Give the listing again exactly as written.
══════
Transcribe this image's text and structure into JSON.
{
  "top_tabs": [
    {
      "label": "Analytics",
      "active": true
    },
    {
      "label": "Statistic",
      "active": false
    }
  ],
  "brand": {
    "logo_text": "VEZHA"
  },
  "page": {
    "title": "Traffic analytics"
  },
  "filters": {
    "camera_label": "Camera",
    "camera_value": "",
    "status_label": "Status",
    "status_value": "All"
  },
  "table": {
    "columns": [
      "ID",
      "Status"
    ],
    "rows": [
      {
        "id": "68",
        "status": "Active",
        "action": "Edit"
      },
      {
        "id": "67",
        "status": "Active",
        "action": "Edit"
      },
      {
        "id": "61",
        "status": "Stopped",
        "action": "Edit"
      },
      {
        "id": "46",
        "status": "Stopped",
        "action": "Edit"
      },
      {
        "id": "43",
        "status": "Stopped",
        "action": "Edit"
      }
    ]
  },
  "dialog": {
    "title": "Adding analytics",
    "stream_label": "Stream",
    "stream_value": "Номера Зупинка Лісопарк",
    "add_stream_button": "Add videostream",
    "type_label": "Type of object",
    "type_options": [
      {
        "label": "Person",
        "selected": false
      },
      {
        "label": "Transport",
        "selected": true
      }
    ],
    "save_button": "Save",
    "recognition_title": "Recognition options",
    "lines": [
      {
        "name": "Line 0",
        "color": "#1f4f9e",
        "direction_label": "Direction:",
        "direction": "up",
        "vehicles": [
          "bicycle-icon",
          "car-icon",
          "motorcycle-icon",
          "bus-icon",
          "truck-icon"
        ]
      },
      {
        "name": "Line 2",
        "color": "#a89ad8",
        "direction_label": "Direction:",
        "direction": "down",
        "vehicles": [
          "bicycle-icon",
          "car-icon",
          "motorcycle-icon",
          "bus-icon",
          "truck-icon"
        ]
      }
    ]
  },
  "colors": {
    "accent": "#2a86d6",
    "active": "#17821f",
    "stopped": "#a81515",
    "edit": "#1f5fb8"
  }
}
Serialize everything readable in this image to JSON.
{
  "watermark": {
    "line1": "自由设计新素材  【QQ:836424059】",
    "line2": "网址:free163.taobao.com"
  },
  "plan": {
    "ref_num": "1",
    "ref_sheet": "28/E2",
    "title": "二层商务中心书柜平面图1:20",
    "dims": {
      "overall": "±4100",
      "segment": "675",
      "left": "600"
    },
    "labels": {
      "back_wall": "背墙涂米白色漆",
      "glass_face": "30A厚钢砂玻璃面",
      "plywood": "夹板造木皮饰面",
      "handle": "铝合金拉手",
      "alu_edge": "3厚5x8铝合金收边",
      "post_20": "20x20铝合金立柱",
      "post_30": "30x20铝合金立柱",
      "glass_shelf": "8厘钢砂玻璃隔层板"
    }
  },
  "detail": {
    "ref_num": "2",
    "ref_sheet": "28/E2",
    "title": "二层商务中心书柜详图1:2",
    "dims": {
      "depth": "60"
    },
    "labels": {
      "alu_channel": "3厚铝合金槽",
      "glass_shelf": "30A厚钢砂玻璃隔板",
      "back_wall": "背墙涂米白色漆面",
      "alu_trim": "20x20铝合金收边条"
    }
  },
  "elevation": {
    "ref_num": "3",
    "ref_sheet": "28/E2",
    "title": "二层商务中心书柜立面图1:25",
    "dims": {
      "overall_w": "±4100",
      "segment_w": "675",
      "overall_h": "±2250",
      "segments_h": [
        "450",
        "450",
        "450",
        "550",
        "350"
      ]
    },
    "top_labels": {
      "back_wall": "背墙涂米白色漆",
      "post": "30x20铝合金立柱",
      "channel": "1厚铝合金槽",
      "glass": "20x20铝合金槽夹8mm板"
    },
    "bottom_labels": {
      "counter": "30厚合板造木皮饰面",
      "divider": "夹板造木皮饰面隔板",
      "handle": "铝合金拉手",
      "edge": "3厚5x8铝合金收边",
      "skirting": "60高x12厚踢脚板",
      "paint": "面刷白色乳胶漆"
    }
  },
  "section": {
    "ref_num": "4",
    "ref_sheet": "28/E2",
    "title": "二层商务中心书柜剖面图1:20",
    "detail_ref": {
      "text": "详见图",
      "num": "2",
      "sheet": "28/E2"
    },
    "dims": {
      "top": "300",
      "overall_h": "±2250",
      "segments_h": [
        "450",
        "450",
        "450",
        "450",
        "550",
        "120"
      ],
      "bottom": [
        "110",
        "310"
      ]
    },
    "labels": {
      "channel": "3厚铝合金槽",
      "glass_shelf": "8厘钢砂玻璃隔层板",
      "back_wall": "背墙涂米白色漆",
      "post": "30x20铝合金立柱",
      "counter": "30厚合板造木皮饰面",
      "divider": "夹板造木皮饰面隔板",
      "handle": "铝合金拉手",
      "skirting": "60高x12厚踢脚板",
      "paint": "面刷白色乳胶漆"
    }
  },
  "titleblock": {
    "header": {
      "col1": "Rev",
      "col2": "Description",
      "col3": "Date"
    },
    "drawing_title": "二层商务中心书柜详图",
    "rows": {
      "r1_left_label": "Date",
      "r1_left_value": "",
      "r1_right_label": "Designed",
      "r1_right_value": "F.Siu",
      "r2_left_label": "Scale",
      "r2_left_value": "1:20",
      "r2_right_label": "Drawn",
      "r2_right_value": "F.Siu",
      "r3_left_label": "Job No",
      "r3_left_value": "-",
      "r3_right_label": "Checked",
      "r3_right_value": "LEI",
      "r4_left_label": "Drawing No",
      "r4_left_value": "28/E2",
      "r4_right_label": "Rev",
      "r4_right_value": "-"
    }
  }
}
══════
#### SOLUTION FOR THIS TASK:
Transcribe this image's text and structure into JSON.
{
  "top_tabs": [
    {
      "label": "Analytics",
      "active": true
    },
    {
      "label": "Statistic",
      "active": false
    }
  ],
  "brand": {
    "logo_text": "VEZHA"
  },
  "page": {
    "title": "Traffic analytics"
  },
  "filters": {
    "camera_label": "Camera",
    "camera_value": "",
    "status_label": "Status",
    "status_value": "All"
  },
  "table": {
    "columns": [
      "ID",
      "Status"
    ],
    "rows": [
      {
        "id": "68",
        "status": "Active",
        "action": "Edit"
      },
      {
        "id": "67",
        "status": "Active",
        "action": "Edit"
      },
      {
        "id": "61",
        "status": "Stopped",
        "action": "Edit"
      },
      {
        "id": "46",
        "status": "Stopped",
        "action": "Edit"
      },
      {
        "id": "43",
        "status": "Stopped",
        "action": "Edit"
      }
    ]
  },
  "dialog": {
    "title": "Adding analytics",
    "stream_label": "Stream",
    "stream_value": "Номера Зупинка Лісопарк",
    "add_stream_button": "Add videostream",
    "type_label": "Type of object",
    "type_options": [
      {
        "label": "Person",
        "selected": false
      },
      {
        "label": "Transport",
        "selected": true
      }
    ],
    "save_button": "Save",
    "recognition_title": "Recognition options",
    "lines": [
      {
        "name": "Line 0",
        "color": "#1f4f9e",
        "direction_label": "Direction:",
        "direction": "up",
        "vehicles": [
          "bicycle-icon",
          "car-icon",
          "motorcycle-icon",
          "bus-icon",
          "truck-icon"
        ]
      },
      {
        "name": "Line 2",
        "color": "#a89ad8",
        "direction_label": "Direction:",
        "direction": "down",
        "vehicles": [
          "bicycle-icon",
          "car-icon",
          "motorcycle-icon",
          "bus-icon",
          "truck-icon"
        ]
      }
    ]
  },
  "colors": {
    "accent": "#2a86d6",
    "active": "#17821f",
    "stopped": "#a81515",
    "edit": "#1f5fb8"
  }
}
Serialize everything readable in this image to JSON.
{
  "watermark": {
    "line1": "自由设计新素材  【QQ:836424059】",
    "line2": "网址:free163.taobao.com"
  },
  "plan": {
    "ref_num": "1",
    "ref_sheet": "28/E2",
    "title": "二层商务中心书柜平面图1:20",
    "dims": {
      "overall": "±4100",
      "segment": "675",
      "left": "600"
    },
    "labels": {
      "back_wall": "背墙涂米白色漆",
      "glass_face": "30A厚钢砂玻璃面",
      "plywood": "夹板造木皮饰面",
      "handle": "铝合金拉手",
      "alu_edge": "3厚5x8铝合金收边",
      "post_20": "20x20铝合金立柱",
      "post_30": "30x20铝合金立柱",
      "glass_shelf": "8厘钢砂玻璃隔层板"
    }
  },
  "detail": {
    "ref_num": "2",
    "ref_sheet": "28/E2",
    "title": "二层商务中心书柜详图1:2",
    "dims": {
      "depth": "60"
    },
    "labels": {
      "alu_channel": "3厚铝合金槽",
      "glass_shelf": "30A厚钢砂玻璃隔板",
      "back_wall": "背墙涂米白色漆面",
      "alu_trim": "20x20铝合金收边条"
    }
  },
  "elevation": {
    "ref_num": "3",
    "ref_sheet": "28/E2",
    "title": "二层商务中心书柜立面图1:25",
    "dims": {
      "overall_w": "±4100",
      "segment_w": "675",
      "overall_h": "±2250",
      "segments_h": [
        "450",
        "450",
        "450",
        "550",
        "350"
      ]
    },
    "top_labels": {
      "back_wall": "背墙涂米白色漆",
      "post": "30x20铝合金立柱",
      "channel": "1厚铝合金槽",
      "glass": "20x20铝合金槽夹8mm板"
    },
    "bottom_labels": {
      "counter": "30厚合板造木皮饰面",
      "divider": "夹板造木皮饰面隔板",
      "handle": "铝合金拉手",
      "edge": "3厚5x8铝合金收边",
      "skirting": "60高x12厚踢脚板",
      "paint": "面刷白色乳胶漆"
    }
  },
  "section": {
    "ref_num": "4",
    "ref_sheet": "28/E2",
    "title": "二层商务中心书柜剖面图1:20",
    "detail_ref": {
      "text": "详见图",
      "num": "2",
      "sheet": "28/E2"
    },
    "dims": {
      "top": "300",
      "overall_h": "±2250",
      "segments_h": [
        "450",
        "450",
        "450",
        "450",
        "550",
        "120"
      ],
      "bottom": [
        "110",
        "310"
      ]
    },
    "labels": {
      "channel": "3厚铝合金槽",
      "glass_shelf": "8厘钢砂玻璃隔层板",
      "back_wall": "背墙涂米白色漆",
      "post": "30x20铝合金立柱",
      "counter": "30厚合板造木皮饰面",
      "divider": "夹板造木皮饰面隔板",
      "handle": "铝合金拉手",
      "skirting": "60高x12厚踢脚板",
      "paint": "面刷白色乳胶漆"
    }
  },
  "titleblock": {
    "header": {
      "col1": "Rev",
      "col2": "Description",
      "col3": "Date"
    },
    "drawing_title": "二层商务中心书柜详图",
    "rows": {
      "r1_left_label": "Date",
      "r1_left_value": "",
      "r1_right_label": "Designed",
      "r1_right_value": "F.Siu",
      "r2_left_label": "Scale",
      "r2_left_value": "1:20",
      "r2_right_label": "Drawn",
      "r2_right_value": "F.Siu",
      "r3_left_label": "Job No",
      "r3_left_value": "-",
      "r3_right_label": "Checked",
      "r3_right_value": "LEI",
      "r4_left_label": "Drawing No",
      "r4_left_value": "28/E2",
      "r4_right_label": "Rev",
      "r4_right_value": "-"
    }
  }
}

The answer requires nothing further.